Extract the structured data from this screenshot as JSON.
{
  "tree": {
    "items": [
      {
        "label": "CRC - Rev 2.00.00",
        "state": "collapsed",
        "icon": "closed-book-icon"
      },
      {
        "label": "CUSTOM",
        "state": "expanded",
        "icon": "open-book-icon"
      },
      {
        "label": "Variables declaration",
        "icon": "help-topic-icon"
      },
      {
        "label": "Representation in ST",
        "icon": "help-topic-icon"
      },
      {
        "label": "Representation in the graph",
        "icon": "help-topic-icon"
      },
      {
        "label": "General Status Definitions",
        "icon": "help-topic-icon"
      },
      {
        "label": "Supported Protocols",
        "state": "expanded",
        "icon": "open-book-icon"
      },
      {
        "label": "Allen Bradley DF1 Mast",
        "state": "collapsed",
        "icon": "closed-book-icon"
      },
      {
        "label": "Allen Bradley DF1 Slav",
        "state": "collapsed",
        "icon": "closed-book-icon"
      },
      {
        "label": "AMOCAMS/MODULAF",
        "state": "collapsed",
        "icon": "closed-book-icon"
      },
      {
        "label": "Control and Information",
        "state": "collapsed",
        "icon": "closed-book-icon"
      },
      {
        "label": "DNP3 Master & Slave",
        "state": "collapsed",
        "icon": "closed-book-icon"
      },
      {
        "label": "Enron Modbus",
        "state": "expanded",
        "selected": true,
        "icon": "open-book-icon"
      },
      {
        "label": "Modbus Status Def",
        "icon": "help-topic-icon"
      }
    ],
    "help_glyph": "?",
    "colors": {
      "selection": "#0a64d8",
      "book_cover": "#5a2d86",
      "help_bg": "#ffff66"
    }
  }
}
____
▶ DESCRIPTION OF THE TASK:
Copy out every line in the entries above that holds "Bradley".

▶ FINAL ANSWER:
        "label": "Allen Bradley DF1 Mast",
        "label": "Allen Bradley DF1 Slav",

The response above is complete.